Harlequin Historical, $6.50, ISBN 978-0-373-29783-2
Historical Romance, 2014
The cover of Lisa Plumley’s Notorious in the West has a young guy with a gun, but there are no outlaws or sheriffs running wild in this story. On the bright side, the title is accurate for once.
Anyway, the story. Both our hero Griffin Turner and our heroine Olivia Mouton learn their roles early in life. For him, life with a constantly inebriated mean drunk Mommy teaches him that money and power are all that matter in this world. Olivia learns that she is valued by her absent-minded father only for her beauty – her interest in science is considered a flaw i her character and it should be repressed if she doesn’t want to disappoint him and the people around her.
When these two meet, they are adults. He’s a self-made rich guy whose fortune comes with a few unflattering nicknames and rumors about all kinds of ghastly behavior. Griffin was fine with the rumors until he realized that the woman he’d wanted to marry since he was a teenage boy believes these rumors and considers him an unsuitable candidate for marriage. He comes to Morrow Creek to lick his wounds and generally get drunk… well, drunker than he usually is.
Olivia has successfully become the exemplary daughter and the epitome of beauty. Her face, on the labels of several beauty products, made those products a hit among ladies and earned her the devotion and affection of many men. She refuses to consider them even a little, as she feels that they want the beautiful woman in the label, not the real her. She wants to be herself, but she can’t, as she is also trapped by her desire to make everyone around her happy.
When Griff announces that, as the biggest shareholder of the hotel managed by Olivia’s father, he’s taking over things, Olivia decides that it’s up to her to be nice to Griff, show him around Marrow Creek, and get him to love the place and see its potential to become a booming town one day. That way, he’d not lay off the staff or fire his father. These people whose livelihoods may be in jeopardy, of course, can’t – or in the case of Olivia’s father – or are conveniently too incompetent to help themselves, and it’s up to the town sweetheart to save the day.
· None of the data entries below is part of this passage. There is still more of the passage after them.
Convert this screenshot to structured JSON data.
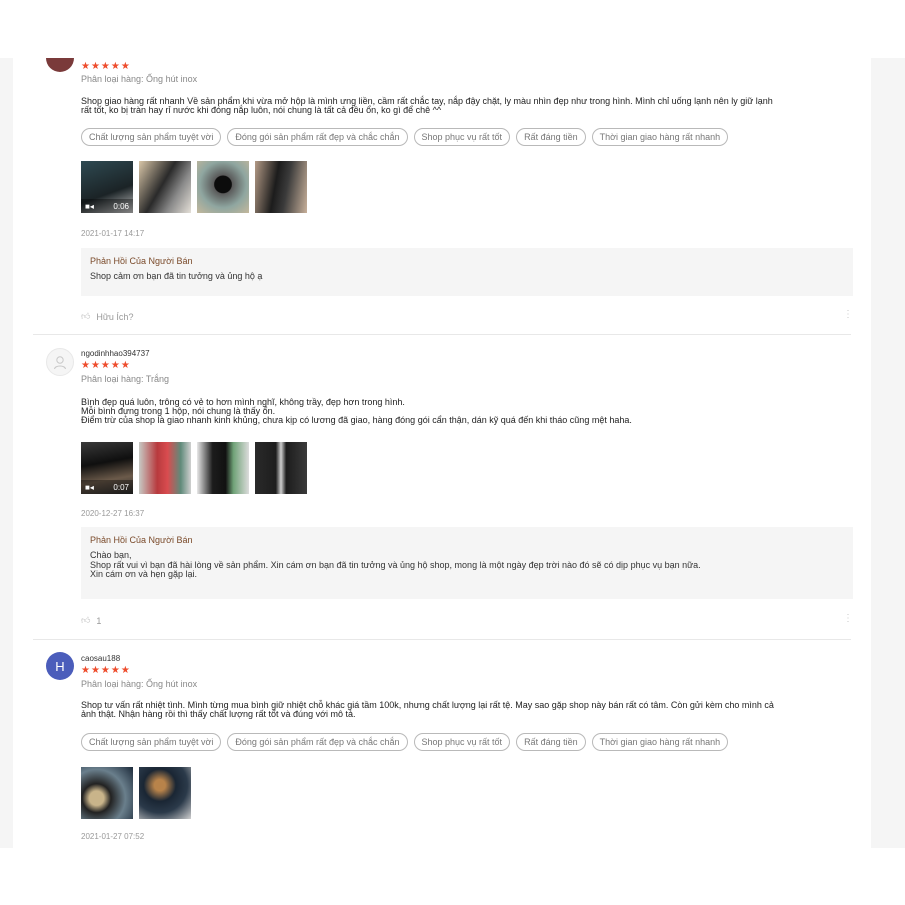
{
  "reviews": [
    {
      "username": "",
      "stars": "★★★★★",
      "variant": "Phân loại hàng: Ống hút inox",
      "text": "Shop giao hàng rất nhanh Về sản phẩm khi vừa mở hộp là mình ưng liền, cầm rất chắc tay, nắp đậy chặt, ly màu nhìn đẹp như trong hình. Mình chỉ uống lạnh nên ly giữ lạnh\nrất tốt,  ko bị tràn hay rỉ nước khi đóng nắp luôn, nói chung là tất cả đều ổn, ko gì để chê ^^",
      "tags": [
        "Chất lượng sản phẩm tuyệt vời",
        "Đóng gói sản phẩm rất đẹp và chắc chắn",
        "Shop phục vụ rất tốt",
        "Rất đáng tiền",
        "Thời gian giao hàng rất nhanh"
      ],
      "video_duration": "0:06",
      "date": "2021-01-17 14:17",
      "seller_title": "Phản Hồi Của Người Bán",
      "seller_text": "Shop cảm ơn bạn đã tin tưởng và ủng hộ ạ",
      "helpful": "Hữu Ích?"
    },
    {
      "username": "ngodinhhao394737",
      "stars": "★★★★★",
      "variant": "Phân loại hàng: Trắng",
      "text": "Bình đẹp quá luôn, trông có vẻ to hơn mình nghĩ, không trầy, đẹp hơn trong hình.\nMỗi bình đựng trong 1 hộp, nói chung là thấy ổn.\nĐiểm trừ của shop là giao nhanh kinh khủng, chưa kịp có lương đã giao, hàng đóng gói cẩn thận, dán kỹ quá đến khi tháo cũng mệt haha.",
      "video_duration": "0:07",
      "date": "2020-12-27 16:37",
      "seller_title": "Phản Hồi Của Người Bán",
      "seller_text": "Chào bạn,\nShop rất vui vì bạn đã hài lòng về sản phẩm. Xin cám ơn bạn đã tin tưởng và ủng hộ shop, mong là một ngày đẹp trời nào đó sẽ có dịp phục vụ bạn nữa.\nXin cám ơn và hẹn gặp lại.",
      "helpful": "1"
    },
    {
      "username": "caosau188",
      "avatar_letter": "H",
      "stars": "★★★★★",
      "variant": "Phân loại hàng: Ống hút inox",
      "text": "Shop tư vấn rất nhiệt tình. Mình từng mua bình giữ nhiệt chỗ khác giá tầm 100k, nhưng chất lượng lại rất tệ. May sao gặp shop này bán rất có tâm. Còn gửi kèm cho mình cả\nảnh thật. Nhận hàng rồi thì thấy chất lượng rất tốt và đúng với mô tả.",
      "tags": [
        "Chất lượng sản phẩm tuyệt vời",
        "Đóng gói sản phẩm rất đẹp và chắc chắn",
        "Shop phục vụ rất tốt",
        "Rất đáng tiền",
        "Thời gian giao hàng rất nhanh"
      ],
      "date": "2021-01-27 07:52"
    }
  ],
  "colors": {
    "star": "#ee4d2d",
    "avatar": "#4b5dbb",
    "seller_title": "#7a4a2a"
  },
  "icons": [
    "thumbs-up-icon",
    "more-icon",
    "video-camera-icon",
    "user-placeholder-icon"
  ]
}
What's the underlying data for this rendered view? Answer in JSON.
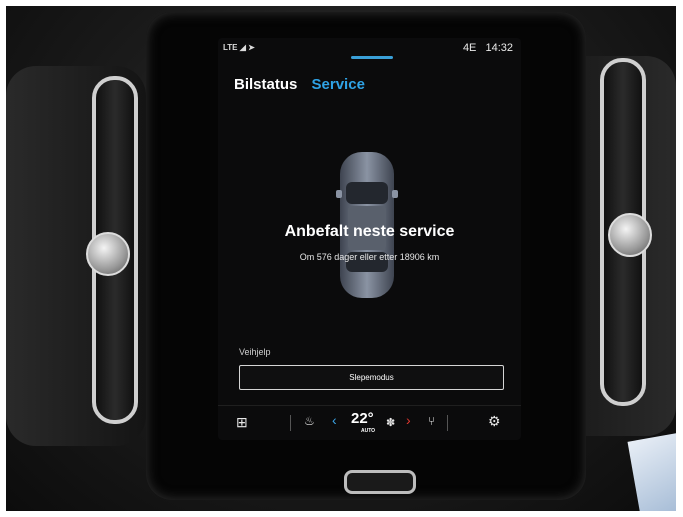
{
  "status_bar": {
    "signal_text": "LTE",
    "network": "4E",
    "time": "14:32"
  },
  "tabs": [
    {
      "label": "Bilstatus",
      "active": false
    },
    {
      "label": "Service",
      "active": true
    }
  ],
  "service": {
    "headline": "Anbefalt neste service",
    "detail": "Om 576 dager eller etter 18906 km"
  },
  "roadside": {
    "section_label": "Veihjelp",
    "tow_button_label": "Slepemodus"
  },
  "climate": {
    "temperature": "22°",
    "mode": "AUTO",
    "icons": [
      "apps-grid-icon",
      "seat-heat-icon",
      "chevron-left-icon",
      "fan-icon",
      "chevron-right-icon",
      "seat-icon",
      "settings-gear-icon"
    ]
  },
  "colors": {
    "accent_blue": "#2fa3e6",
    "temp_down": "#3ca7ea",
    "temp_up": "#e0372f"
  }
}
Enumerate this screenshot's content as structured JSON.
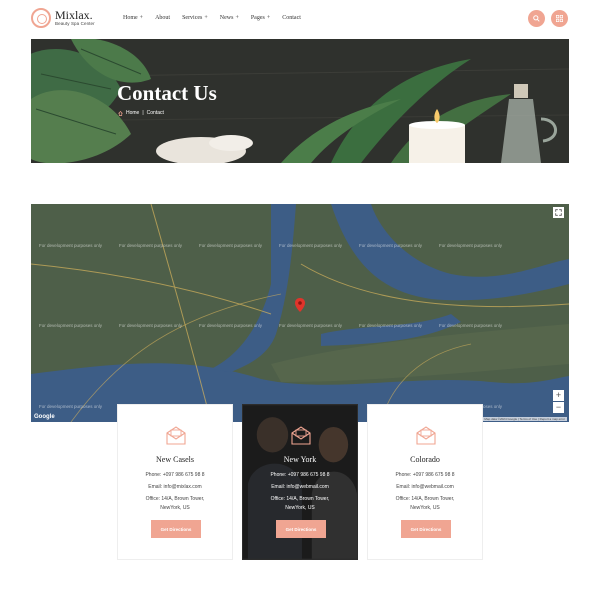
{
  "brand": {
    "name": "Mixlax.",
    "tagline": "Beauty Spa Center"
  },
  "nav": [
    {
      "label": "Home",
      "has_submenu": true
    },
    {
      "label": "About",
      "has_submenu": false
    },
    {
      "label": "Services",
      "has_submenu": true
    },
    {
      "label": "News",
      "has_submenu": true
    },
    {
      "label": "Pages",
      "has_submenu": true
    },
    {
      "label": "Contact",
      "has_submenu": false
    }
  ],
  "nav_plus": "+",
  "header_buttons": {
    "search_icon": "search-icon",
    "menu_icon": "grid-icon"
  },
  "hero": {
    "title": "Contact Us",
    "breadcrumb": {
      "home": "Home",
      "separator": "|",
      "current": "Contact"
    }
  },
  "map": {
    "watermark": "For development purposes only",
    "google_label": "Google",
    "terms_text": "Map data ©2024 Google | Terms of Use | Report a map error",
    "zoom_in": "+",
    "zoom_out": "−"
  },
  "locations": [
    {
      "name": "New Casels",
      "phone": "Phone: +097 986 675 98 8",
      "email": "Email: info@mixlax.com",
      "office_line1": "Office: 14/A, Brown Tower,",
      "office_line2": "NewYork, US",
      "button": "Get Directions"
    },
    {
      "name": "New York",
      "phone": "Phone: +097 986 675 98 8",
      "email": "Email: info@webmail.com",
      "office_line1": "Office: 14/A, Brown Tower,",
      "office_line2": "NewYork, US",
      "button": "Get Directions"
    },
    {
      "name": "Colorado",
      "phone": "Phone: +097 986 675 98 8",
      "email": "Email: info@webmail.com",
      "office_line1": "Office: 14/A, Brown Tower,",
      "office_line2": "NewYork, US",
      "button": "Get Directions"
    }
  ],
  "colors": {
    "accent": "#f0a592",
    "dark_card": "#2c2c2c",
    "map_land": "#4a5b47",
    "map_water": "#3d5d86"
  }
}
The whole martyr thing may sound awful on paper, but Olivia turns out to be a pretty likable heroine, if a little lacking in common sense at times. Then again, if she’s willing to do so much for other people, it’s given that she’s lacking in the common sense department. She and Griffin have some decent chemistry, and the story could have been fun if not for one big problem: the hero.
On paper, Griffin sounds like the bad boy to remember. Horrible childhood, misunderstood by all but the heroine, brooding and defiant yet vulnerable all at once… many authors have created intoxicating heroes using these ingredients. However, there is also a fine line separating broody tortured bad boys and whiny emo crybabies, and Griffin crosses the line early on and lands squarely on the crap side when he just won’t stop whining about the same things again and again and again until the last few pages of this story. Yes, he has a horrible mother, and people stare at him when he walks past, but come on, he has lots of money so it’s not like he’s the most unlucky bastard in the world. Worse, he often rejects Olivia – for her own good, naturally – after having his fun with her, so there is a self-serving aspect, at the heroine’s expense, in all his pathetic self-flagellation. I mean, if he thinks she’s too good for him, he could at least keep his willie away from her, right? No, it’s bop her and then drop her – nice.
Also, the length of his incessant whining ends up making Griffin more pathetic than tragic-heroic. Hearing him bring up his mother for the who-knows-how-many times makes me throw up my hands and exclaim, “Oh, just go kill her with an ax, embalm her, and start wearing her dresses already!”
So, yes, this one could have been a fun story of a heroine helping a hero heal his wounded soul, but the author overplays the hero’s pity party and ends up emasculating him, turning him into the equivalent of that sulky teen who uses the fact that he’s angry at the world to act like the world owes him a big apology. Yucks.